There are two ways to go through life: Mindfully or mindlessly. In the first instance, we pay attention. We see things and notice them in order to appreciate them. We hear things in order to understand them. We seek to know things not superficially but in their wholeness. We live in the present moment and experience the world with wonder, tasting its mysteries with full appreciation.
In the second instance, we are distracted. We see things but do not notice them. We hear things but do not understand them. All the information of our senses is received with the bare minimum of attention. Our whole life is a haze, a fragmented series of a barely conscious sense impressions.
The first describes the mode of the poet who sees fully and feels deeply. The second describes the frequently fragmented attention of modern man, and this is in no small part due to omnipresent technology.
Technology and Attention
I possess a smartphone, and I there are frequently times I am thankful for its benefits. Yet, as often as I am thankful, I am equally disgusted with it. For my phone has a way of drawing me inevitably away from the present moment. A brief consultation for a specific purpose quickly finds me distracted by myriad pieces of information flowing at me incessantly through a brightly colored screen. It is a machine designed for one purpose—to absorb and hold my attention for as long as possible.

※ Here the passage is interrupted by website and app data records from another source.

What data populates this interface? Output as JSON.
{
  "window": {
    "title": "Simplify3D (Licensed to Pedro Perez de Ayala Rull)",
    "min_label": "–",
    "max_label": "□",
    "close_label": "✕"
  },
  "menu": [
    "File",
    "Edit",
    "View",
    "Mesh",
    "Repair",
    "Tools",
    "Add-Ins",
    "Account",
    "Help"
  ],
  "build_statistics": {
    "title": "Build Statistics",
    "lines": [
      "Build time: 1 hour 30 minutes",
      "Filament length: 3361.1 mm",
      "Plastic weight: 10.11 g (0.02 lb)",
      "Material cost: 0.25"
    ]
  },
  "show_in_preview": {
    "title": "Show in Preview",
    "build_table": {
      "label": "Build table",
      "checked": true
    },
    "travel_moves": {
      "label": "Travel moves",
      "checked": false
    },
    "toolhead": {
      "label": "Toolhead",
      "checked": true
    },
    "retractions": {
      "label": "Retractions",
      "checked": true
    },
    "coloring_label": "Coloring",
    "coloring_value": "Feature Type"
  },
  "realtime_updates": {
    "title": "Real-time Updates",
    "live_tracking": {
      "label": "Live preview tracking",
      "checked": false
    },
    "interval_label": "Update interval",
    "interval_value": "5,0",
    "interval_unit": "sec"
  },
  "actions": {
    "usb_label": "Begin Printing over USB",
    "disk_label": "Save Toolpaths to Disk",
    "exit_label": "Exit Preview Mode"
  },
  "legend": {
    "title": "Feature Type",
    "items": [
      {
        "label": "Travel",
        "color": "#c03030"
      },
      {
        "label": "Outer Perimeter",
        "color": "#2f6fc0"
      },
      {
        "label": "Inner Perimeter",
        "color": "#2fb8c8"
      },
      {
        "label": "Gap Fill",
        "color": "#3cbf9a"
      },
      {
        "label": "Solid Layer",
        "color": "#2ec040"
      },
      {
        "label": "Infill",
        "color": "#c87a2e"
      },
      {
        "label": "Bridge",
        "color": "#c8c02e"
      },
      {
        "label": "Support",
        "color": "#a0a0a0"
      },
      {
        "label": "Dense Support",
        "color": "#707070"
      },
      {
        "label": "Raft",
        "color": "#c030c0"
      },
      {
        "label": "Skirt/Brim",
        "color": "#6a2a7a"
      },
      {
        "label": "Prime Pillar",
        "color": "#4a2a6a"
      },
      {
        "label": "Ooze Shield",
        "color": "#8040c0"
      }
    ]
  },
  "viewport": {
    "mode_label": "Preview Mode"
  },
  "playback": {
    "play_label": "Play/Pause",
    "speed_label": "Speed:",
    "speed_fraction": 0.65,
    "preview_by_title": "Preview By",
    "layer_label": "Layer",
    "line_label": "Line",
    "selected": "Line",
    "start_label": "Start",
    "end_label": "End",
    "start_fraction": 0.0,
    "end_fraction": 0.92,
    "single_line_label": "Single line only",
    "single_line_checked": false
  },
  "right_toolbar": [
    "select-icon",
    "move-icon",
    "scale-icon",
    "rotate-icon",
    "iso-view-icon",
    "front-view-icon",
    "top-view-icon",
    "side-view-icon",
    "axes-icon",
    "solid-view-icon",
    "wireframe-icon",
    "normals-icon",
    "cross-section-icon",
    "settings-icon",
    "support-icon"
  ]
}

Whether or not we realize it, our attention is now a commodity to be bought and sold. We think we are mindlessly relaxing, scrolling through our Instagram or Facebook feed. In reality, advertisers are purchasing our attention and using the years of social data we have given them to know what we want before we know we want it. And it works. It is nearly irresistible. It is designed to be so.
Fragmentation and Augmentation

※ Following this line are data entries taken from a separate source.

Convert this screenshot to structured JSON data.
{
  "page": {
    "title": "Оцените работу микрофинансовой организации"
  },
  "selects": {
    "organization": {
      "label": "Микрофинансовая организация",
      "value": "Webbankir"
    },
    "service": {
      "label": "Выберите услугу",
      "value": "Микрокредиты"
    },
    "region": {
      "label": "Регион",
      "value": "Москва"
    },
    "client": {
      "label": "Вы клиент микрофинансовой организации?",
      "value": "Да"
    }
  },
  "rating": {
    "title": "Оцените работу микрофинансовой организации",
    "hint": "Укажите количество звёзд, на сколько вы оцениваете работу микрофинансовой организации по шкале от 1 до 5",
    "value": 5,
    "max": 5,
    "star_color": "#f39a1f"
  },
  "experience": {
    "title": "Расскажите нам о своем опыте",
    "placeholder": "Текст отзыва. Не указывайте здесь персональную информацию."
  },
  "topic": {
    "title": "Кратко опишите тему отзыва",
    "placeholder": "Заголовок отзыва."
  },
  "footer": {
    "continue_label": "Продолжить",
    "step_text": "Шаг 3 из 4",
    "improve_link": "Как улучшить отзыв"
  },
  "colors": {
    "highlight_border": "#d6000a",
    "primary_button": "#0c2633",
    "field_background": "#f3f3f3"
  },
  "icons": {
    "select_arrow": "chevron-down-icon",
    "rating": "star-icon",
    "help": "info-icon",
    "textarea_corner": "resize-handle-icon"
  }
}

It could be argued legitimately that every technology has tradeoffs and that internet enabled phones are no exception. The problem is, digital devices are designed to fragment attention, where other technologies are intended to augment it. An apt example is a book. A book is actually a piece of technology for relaying information. After the advent of the printing press, books became the most widely used system of information exchange.
But reading is an entirely different experience than scrolling on Facebook. Reading focuses your attention and draws you into a deep state of flow—of concentration without effort. Reading causes you to pass through the particular words into the realm of ideas and, in the case of fiction, imagery and emotions. The whole structure of a book, from the font to the layout of words on a page, is designed to aid and augment concentration.
Digital devices, on the other hand, fragment attention. On opening your smartphone, you are presented with a grid providing you with a choice of applications you want to enter. Because there are options, your attention is immediately pulled in different directions. Once you enter an app, you are faced with a stream of information—whether it be a list of emails, social media posts, or notifications of activity.
Each item presents a demand on your attention. It beckons you to become aware of it and engage with it. It stimulates our desires and teaches us to act on impulse. And because there is always something new, our brains are soon trained to expect the reward of fresh stimulus. Using such a device is rather like someone on a strict, gluten free diet walking into a donut shop—resolve does not last long.
Struggle for Awareness
My point is not to denigrate technology. Devices such as smartphones have indeed brought benefits to our lives. I would not own one if there were not benefits to it. And yet, there is a very real sense in which these devices have impoverished us in making us no longer aware of the world around us. More often than not, we move through life in a distracted haze of stimulation and response, neglecting the deeper concentration needed for true contemplation. How many miracles, how many shimmering wonders do we miss because we are lost in a two dimensional screen?
We must resist mindlessness, and not by half measures. I believe we have a very real duty to struggle against distraction. As Christians, we are all called to be poets—not literally perhaps, but in the sense of seeing fully and feeling deeply the mystery of things.
To quote the poet Gerard Manley Hopkins, the “world is charged with the grandeur of God,” but without awareness, without attention, we cannot experience this sacramental reality. We cannot receive it as the gift that it is, with joy and wonder and gratitude, if we are not awake enough to notice it. And not merely notice it in a superficial, cursory manner, but truly contemplate it in its richness and beauty.
Our fragmented attention is causing us to miss out on a great deal of joy. Let us then struggle against the world of artificiality that beckons us and seeks to absorb and then shatter our attention. Let us strive for mindfulness and not mindlessness. Let us return to reality and receive the gift of creation with awe and thanksgiving and offer for it a sacrifice of praise.